[Work required]: From the records below, give the number of lines that contain the string "glyph", without any other text.

[Task input]:
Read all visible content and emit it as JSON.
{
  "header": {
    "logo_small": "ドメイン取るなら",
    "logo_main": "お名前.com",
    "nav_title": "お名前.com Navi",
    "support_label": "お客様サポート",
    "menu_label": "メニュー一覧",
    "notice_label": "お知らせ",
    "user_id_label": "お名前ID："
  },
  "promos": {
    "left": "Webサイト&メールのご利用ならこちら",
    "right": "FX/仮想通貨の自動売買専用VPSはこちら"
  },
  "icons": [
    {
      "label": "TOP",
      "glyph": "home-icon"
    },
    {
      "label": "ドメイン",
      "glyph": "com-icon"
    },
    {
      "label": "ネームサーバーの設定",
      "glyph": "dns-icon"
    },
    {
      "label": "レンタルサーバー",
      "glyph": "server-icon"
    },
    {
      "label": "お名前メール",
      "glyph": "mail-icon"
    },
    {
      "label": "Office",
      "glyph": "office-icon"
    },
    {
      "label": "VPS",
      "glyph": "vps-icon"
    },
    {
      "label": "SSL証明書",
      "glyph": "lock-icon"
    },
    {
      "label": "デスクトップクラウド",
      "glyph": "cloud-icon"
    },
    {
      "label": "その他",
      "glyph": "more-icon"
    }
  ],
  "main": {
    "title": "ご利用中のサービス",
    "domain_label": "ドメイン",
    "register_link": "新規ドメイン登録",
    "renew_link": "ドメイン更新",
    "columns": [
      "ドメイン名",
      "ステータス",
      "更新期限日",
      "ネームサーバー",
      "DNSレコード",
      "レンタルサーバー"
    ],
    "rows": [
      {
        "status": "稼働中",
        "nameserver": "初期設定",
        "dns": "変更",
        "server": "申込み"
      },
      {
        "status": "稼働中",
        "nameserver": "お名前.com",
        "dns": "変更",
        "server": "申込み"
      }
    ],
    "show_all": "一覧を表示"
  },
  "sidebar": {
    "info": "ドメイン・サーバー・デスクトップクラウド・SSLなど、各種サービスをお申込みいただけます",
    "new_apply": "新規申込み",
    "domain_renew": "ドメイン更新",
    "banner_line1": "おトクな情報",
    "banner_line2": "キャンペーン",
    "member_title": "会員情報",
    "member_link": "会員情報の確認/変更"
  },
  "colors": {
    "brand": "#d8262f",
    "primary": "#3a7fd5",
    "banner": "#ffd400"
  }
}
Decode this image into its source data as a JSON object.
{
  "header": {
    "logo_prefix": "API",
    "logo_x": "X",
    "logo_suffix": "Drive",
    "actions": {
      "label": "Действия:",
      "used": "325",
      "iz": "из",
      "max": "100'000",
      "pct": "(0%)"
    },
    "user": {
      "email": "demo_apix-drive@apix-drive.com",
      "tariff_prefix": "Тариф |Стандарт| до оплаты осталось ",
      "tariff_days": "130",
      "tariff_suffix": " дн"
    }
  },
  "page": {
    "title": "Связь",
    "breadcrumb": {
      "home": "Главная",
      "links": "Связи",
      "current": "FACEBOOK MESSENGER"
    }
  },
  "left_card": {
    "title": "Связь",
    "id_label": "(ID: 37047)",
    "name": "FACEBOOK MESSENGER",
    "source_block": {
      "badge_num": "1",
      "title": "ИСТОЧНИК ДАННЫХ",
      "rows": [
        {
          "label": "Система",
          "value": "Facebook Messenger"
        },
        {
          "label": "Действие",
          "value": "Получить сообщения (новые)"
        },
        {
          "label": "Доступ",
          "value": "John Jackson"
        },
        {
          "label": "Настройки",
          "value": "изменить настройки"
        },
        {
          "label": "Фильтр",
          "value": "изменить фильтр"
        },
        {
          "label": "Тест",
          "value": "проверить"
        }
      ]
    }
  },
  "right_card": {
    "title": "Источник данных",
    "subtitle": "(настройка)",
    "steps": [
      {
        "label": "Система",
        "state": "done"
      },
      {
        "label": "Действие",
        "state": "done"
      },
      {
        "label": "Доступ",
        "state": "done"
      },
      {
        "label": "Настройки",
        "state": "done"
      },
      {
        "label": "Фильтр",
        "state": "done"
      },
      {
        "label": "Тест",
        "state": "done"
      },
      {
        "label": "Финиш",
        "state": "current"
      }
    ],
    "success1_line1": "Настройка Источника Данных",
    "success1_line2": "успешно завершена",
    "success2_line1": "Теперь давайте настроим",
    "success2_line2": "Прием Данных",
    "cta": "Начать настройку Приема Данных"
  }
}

[Result of the task]: 10